Religion, a very visible matter in Korea
When one first arrives in Seoul, the city providesits visitor with many impressions. At first glance the city appearsto be a cosmopolitan westerncity with a never endingcity life. As the saying goes: “There’s always something open in Seoul whether it’s daytime or nighttime”. Yet when spending more time in the city one becomesaware of the unique city life of Seoul that is formed by a mixture of modern values and traditional values. The modern aspects of life such as the high consumerism and the drive for education and welfare aremixed with traditional aspects such as religion anda special levelof respect for theelderly. Each of these aspectscome together in the familylife of the South Koreans,not just in Seoul but also in the rest of the countryto a certain extent. Interesting is that these traditional aspects of lifein Seoul arequite visible to visitors, especially the religious lifeof the Seoulites, when one is willing to observe it.
When walking around in the touristy shopping Myeongdong area of Seoul, one will undoubtedly come across a demonstrator holding up a sign with a religious message. Quite often these demonstrators will also carry a loudspeaker with them to more loudly announce their belief. Most of the time these demonstrators are Christians that call upon the public to refrain from certain acts or object certain causes such as gay marriage. These demonstrators are just one way in which religion in Korea is visible to visitors, albeit a very loud and clearly visible way. Within Myeongdong you’ll also fnd the Myeongdong Cathedral which is the most important Roman Catholic church in South Korea. This cathedral is included on the maps handed out by the tourist information personnel within Myeongdong as one of the sites one should visit when in Myeongdong. Moreover, every Saturday one can witness at least two marriages taking place at the church. Myeongdong is thus an excellent example of where religion mixes together with consumerism illustrating the mixture between the contemporary and the traditional.

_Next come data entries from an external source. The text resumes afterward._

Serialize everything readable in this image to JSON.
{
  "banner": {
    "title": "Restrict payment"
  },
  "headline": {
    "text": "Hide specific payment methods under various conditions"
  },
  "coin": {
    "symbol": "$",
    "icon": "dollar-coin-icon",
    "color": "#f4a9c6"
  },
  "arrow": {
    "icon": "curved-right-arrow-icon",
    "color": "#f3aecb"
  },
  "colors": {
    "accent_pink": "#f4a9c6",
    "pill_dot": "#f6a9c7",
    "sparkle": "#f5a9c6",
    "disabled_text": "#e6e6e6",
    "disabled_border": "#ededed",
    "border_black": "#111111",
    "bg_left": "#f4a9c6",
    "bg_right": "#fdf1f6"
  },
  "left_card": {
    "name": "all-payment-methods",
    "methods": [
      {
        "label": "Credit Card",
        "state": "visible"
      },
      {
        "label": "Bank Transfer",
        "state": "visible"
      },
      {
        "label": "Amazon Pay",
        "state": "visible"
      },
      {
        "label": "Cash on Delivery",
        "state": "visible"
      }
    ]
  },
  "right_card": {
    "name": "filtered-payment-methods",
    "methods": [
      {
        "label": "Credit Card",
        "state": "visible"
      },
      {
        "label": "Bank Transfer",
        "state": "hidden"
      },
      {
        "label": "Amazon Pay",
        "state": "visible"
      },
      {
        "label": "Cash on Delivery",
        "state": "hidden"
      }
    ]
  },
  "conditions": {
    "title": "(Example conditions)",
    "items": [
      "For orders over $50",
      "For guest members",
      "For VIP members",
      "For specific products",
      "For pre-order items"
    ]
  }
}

But Myeongdong isn’t the only area within the city where the religious life of Koreans is very visible. Whereas in the West traditional religions are declining in membership and churches are becoming empty, in South Korea the number of religious people has been quite stable with the majority of the population being either Christian or Buddhist. Particularly interesting here is that the religion of the Seoulites forms yet another example of the unique mixture between traditional and contemporary in the Seoul city life with the traditional Buddhism and the contemporary Christianity both being very visible and nearly equal in size when looking at the number of followers. Buddhism mainly becomes visible in Seoul by the number of Buddhist temples scattered around the city and the large Lotus lantern parade in Seoul in honour of Buddha’s birthday. This parade is so large that it takes two hours for the entire parade to pass by. The parade participants come from all different parts of life with groups of children, teenagers, students, adults, and elderly taking part in the parade celebrating Buddha’s birthday.
On the other side of the spectrum there is the visibility of Christianity within Seoul. As mentioned earlier there is the visibility and presence of Christianity within Myeongdong. But a perhaps even more visible example of Christianity can be found in the Yeouido business district at the Yoido Full Gospel church. The Yoido Full Gospel church preaches prosperity
through faith and is the largest church in the world when it comes to the number of registered members. Around 800,000 people are registered to this church alone. On Sundays, besides the numerous services throughout the rest of the week, the church holds 7 services that are attended by 12,000 people each service and are translated into 16 languages. To give an impression of the sheer size of this crowd of people one should just take a look at the road in front of the church. The road in front of the church is 8 lanes wide and about half a kilometer long. Every Sunday 4 of those lanes are entirely closed off by parked busses that bring people to the church and back to their homes. As a tourist one could think there is some sort of massive concert or sports event taking place when witnessing the sheer number of people that are transported and not that this enormous crowd is attending church.
Thus religion is a very visible aspect of the life in Seoul whether that religion is Christianity or Buddhism. This is one of the surprising aspects of life in Seoul that one wouldn’t expect at frst glance of the modern and cosmopolitan city yet will be encountered and witnessed when one stays in Seoul for a longer period of time. It is also what makes Seoul and South
Korea in general so interesting as the clear visibility of religion in a modern and urban city forms an excellent example of the interesting mixture between the modern and the traditional that together form the exciting city life of Seoul.
|Last modified:||06 December 2017 2.05 p.m.|